** Task data follows **

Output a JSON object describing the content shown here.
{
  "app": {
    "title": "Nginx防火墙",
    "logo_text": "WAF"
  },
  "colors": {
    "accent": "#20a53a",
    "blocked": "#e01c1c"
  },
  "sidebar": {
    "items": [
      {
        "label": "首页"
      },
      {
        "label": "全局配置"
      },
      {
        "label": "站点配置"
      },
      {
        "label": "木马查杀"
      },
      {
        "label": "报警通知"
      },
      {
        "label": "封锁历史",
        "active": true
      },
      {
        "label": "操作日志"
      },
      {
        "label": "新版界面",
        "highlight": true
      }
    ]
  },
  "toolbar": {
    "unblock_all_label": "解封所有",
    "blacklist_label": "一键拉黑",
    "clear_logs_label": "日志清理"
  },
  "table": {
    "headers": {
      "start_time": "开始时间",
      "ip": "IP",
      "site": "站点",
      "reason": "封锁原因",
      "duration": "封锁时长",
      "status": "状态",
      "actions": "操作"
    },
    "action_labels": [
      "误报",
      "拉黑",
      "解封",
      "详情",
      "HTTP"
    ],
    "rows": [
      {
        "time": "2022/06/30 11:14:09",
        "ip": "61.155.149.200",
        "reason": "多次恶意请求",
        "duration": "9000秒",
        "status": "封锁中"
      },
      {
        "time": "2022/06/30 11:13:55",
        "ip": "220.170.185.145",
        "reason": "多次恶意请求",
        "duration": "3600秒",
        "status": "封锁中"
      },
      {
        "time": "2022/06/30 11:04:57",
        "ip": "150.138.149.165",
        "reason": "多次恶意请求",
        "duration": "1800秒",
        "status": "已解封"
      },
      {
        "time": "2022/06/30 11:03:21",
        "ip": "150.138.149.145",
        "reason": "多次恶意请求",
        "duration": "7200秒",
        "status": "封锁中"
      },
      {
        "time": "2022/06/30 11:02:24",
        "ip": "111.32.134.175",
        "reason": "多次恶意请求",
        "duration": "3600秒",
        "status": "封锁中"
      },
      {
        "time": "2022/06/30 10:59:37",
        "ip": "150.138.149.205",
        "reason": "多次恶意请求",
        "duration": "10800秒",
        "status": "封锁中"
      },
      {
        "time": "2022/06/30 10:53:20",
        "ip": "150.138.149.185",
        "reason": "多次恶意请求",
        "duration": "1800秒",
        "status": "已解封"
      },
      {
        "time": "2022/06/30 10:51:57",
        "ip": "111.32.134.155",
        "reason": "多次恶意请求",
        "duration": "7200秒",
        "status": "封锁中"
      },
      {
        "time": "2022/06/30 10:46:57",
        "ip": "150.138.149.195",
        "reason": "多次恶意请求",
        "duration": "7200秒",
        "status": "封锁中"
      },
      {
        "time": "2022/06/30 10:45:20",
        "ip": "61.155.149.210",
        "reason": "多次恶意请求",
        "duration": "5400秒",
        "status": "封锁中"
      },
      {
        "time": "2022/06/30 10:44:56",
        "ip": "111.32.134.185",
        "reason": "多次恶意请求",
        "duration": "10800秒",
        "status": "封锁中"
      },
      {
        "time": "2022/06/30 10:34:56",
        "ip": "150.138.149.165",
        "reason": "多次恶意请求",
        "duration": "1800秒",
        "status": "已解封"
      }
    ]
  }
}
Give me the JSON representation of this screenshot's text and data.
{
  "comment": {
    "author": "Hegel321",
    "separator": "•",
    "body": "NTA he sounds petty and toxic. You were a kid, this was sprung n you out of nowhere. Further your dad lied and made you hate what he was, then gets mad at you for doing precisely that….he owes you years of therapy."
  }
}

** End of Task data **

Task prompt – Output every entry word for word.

Output for this task –
Output a JSON object describing the content shown here.
{
  "app": {
    "title": "Nginx防火墙",
    "logo_text": "WAF"
  },
  "colors": {
    "accent": "#20a53a",
    "blocked": "#e01c1c"
  },
  "sidebar": {
    "items": [
      {
        "label": "首页"
      },
      {
        "label": "全局配置"
      },
      {
        "label": "站点配置"
      },
      {
        "label": "木马查杀"
      },
      {
        "label": "报警通知"
      },
      {
        "label": "封锁历史",
        "active": true
      },
      {
        "label": "操作日志"
      },
      {
        "label": "新版界面",
        "highlight": true
      }
    ]
  },
  "toolbar": {
    "unblock_all_label": "解封所有",
    "blacklist_label": "一键拉黑",
    "clear_logs_label": "日志清理"
  },
  "table": {
    "headers": {
      "start_time": "开始时间",
      "ip": "IP",
      "site": "站点",
      "reason": "封锁原因",
      "duration": "封锁时长",
      "status": "状态",
      "actions": "操作"
    },
    "action_labels": [
      "误报",
      "拉黑",
      "解封",
      "详情",
      "HTTP"
    ],
    "rows": [
      {
        "time": "2022/06/30 11:14:09",
        "ip": "61.155.149.200",
        "reason": "多次恶意请求",
        "duration": "9000秒",
        "status": "封锁中"
      },
      {
        "time": "2022/06/30 11:13:55",
        "ip": "220.170.185.145",
        "reason": "多次恶意请求",
        "duration": "3600秒",
        "status": "封锁中"
      },
      {
        "time": "2022/06/30 11:04:57",
        "ip": "150.138.149.165",
        "reason": "多次恶意请求",
        "duration": "1800秒",
        "status": "已解封"
      },
      {
        "time": "2022/06/30 11:03:21",
        "ip": "150.138.149.145",
        "reason": "多次恶意请求",
        "duration": "7200秒",
        "status": "封锁中"
      },
      {
        "time": "2022/06/30 11:02:24",
        "ip": "111.32.134.175",
        "reason": "多次恶意请求",
        "duration": "3600秒",
        "status": "封锁中"
      },
      {
        "time": "2022/06/30 10:59:37",
        "ip": "150.138.149.205",
        "reason": "多次恶意请求",
        "duration": "10800秒",
        "status": "封锁中"
      },
      {
        "time": "2022/06/30 10:53:20",
        "ip": "150.138.149.185",
        "reason": "多次恶意请求",
        "duration": "1800秒",
        "status": "已解封"
      },
      {
        "time": "2022/06/30 10:51:57",
        "ip": "111.32.134.155",
        "reason": "多次恶意请求",
        "duration": "7200秒",
        "status": "封锁中"
      },
      {
        "time": "2022/06/30 10:46:57",
        "ip": "150.138.149.195",
        "reason": "多次恶意请求",
        "duration": "7200秒",
        "status": "封锁中"
      },
      {
        "time": "2022/06/30 10:45:20",
        "ip": "61.155.149.210",
        "reason": "多次恶意请求",
        "duration": "5400秒",
        "status": "封锁中"
      },
      {
        "time": "2022/06/30 10:44:56",
        "ip": "111.32.134.185",
        "reason": "多次恶意请求",
        "duration": "10800秒",
        "status": "封锁中"
      },
      {
        "time": "2022/06/30 10:34:56",
        "ip": "150.138.149.165",
        "reason": "多次恶意请求",
        "duration": "1800秒",
        "status": "已解封"
      }
    ]
  }
}
Give me the JSON representation of this screenshot's text and data.
{
  "comment": {
    "author": "Hegel321",
    "separator": "•",
    "body": "NTA he sounds petty and toxic. You were a kid, this was sprung n you out of nowhere. Further your dad lied and made you hate what he was, then gets mad at you for doing precisely that….he owes you years of therapy."
  }
}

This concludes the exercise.